I love cricket. So the following post is about Cricket but also has a lot to do with leadership.
This week there was an interesting cricket event in Australia. Late on the first day of the 5th test David Bairstow was sent in to bat with only a few balls remaining. This decision seemed unusual given the general practice of a team to send in a “Nightwatchman” late on a day of cricket.
This practice in four-five day cricket encourages a less talented batsman to occupy the crease while the more The Nightwatchman’s job is simple: survive as long as possible to prevent one of the more talented batsman from coming in to bat late on a day when all that can really happen is score a few runs at best or get out. Even if the Nightwatchman is removed on the very first ball he/she faces they will have soaked up between 5-10 minutes simply by the change of batsman taking. Towards the end of days cricket this can often be enough to end the day and have the “real” batsman come back fresh on the next day.
So Bairstow comes in to bat and everyone is surprised. He’s decide to bat by himself.
In this case he knew what would happen if . Against the failing light of the late day and fearsome pace of Mitchell Starc even a good batsman would struggle. The chance of being hit on the body is quite likely given previous games. He took the responsibility for his team – he took ownership for being a batsman.

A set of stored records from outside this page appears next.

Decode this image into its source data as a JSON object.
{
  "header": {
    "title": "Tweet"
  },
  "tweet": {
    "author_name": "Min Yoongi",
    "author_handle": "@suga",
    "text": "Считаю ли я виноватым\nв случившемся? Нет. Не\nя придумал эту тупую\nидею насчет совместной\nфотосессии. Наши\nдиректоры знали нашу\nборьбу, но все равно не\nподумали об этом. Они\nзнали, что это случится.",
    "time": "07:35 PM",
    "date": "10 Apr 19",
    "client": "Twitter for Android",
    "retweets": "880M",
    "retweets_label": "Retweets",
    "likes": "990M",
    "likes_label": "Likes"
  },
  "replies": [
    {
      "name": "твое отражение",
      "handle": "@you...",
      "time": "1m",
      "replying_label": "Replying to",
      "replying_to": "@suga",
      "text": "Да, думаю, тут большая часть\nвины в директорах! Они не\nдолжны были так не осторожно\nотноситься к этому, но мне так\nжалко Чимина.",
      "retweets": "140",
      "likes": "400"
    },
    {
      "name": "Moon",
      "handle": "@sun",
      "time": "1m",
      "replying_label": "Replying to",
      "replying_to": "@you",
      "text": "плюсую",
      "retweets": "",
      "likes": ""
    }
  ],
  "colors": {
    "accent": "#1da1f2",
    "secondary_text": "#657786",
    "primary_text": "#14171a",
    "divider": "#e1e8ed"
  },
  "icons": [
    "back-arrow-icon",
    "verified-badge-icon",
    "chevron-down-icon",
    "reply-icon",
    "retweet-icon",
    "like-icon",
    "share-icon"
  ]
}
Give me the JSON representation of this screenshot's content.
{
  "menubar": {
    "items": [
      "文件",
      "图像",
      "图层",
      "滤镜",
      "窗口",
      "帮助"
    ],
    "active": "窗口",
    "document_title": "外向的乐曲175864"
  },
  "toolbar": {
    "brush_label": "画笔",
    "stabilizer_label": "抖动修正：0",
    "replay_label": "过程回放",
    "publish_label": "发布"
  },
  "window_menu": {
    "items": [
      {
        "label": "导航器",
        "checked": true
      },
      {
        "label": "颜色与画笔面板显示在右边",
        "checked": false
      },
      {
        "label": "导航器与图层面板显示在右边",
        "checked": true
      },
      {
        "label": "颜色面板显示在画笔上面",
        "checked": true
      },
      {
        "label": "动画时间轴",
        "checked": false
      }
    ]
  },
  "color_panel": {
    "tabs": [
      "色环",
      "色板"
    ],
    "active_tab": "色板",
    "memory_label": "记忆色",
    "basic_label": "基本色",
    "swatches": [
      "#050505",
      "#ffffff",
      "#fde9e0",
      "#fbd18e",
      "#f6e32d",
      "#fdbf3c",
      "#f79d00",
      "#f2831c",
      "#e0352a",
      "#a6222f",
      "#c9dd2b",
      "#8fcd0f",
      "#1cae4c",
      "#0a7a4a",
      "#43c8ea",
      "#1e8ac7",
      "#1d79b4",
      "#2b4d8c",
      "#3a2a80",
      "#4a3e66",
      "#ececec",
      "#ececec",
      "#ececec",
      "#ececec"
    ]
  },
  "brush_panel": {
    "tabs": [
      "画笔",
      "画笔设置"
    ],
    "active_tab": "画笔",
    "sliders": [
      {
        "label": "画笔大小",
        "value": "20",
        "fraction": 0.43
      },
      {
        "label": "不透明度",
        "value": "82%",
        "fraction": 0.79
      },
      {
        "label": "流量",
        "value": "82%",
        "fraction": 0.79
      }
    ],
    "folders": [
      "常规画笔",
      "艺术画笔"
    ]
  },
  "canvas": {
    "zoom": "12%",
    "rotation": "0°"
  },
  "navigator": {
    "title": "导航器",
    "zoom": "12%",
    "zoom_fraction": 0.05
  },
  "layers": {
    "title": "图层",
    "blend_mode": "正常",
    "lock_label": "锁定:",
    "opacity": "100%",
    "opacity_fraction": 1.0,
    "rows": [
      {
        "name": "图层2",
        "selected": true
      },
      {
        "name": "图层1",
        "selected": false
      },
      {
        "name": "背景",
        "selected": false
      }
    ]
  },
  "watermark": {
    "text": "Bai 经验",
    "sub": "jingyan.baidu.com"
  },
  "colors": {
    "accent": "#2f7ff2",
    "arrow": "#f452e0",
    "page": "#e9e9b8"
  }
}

Bairstow got out. End of the day – stumps were called.
Bairstow’s team knows what he did. The Media thinks Bairstow made a mistake.
The ashes were over!!!
Bairstow’s team knows what he did, what he will do again.
If you haven’t seen it yet – please please watch “Blade Runner”. It’s my favourite film if all time.
My favourite quote:
“I’ve seen things you people wouldn’t believe. Attack ships on fire off the shoulder of Orion. I watched C-beams glitter in the dark near the Tannhäuser Gate. All those moments will be lost in time, like tears in rain. Time to die.”
So i have a little Irish blood thanks to my dad and I have been to Ireland a few times and one of my favourite cities in the world would have to be: Galway.
Doesn’t really get very much publicity but it’s an utterly outstanding city in Ireland:
I, I will be king
And you, you will be queen
Though nothing will drive them away
We can beat them, just for one day
We can be Heroes, just for one day
Even Eric Lippert (C# guru) was touched by the loss of the great man:
Memories of 1984 come back to me – hearing Bowie for the first time and coding some crazy text adventures on my C-64 – sheltering in my glorious little room with just me, my computer and David Bowie. The wild world was outside.
If you haven’t listened Bowie it’s never too late.
Good bye sir, thanks for everything.
Scott Hanselman provides a great post on why developers should blog
I would have thought more australian hits – must be my very non-australian accent (NOT!!!!!)
Ok sure this off topic but there a few of my all time classics including no1 of course: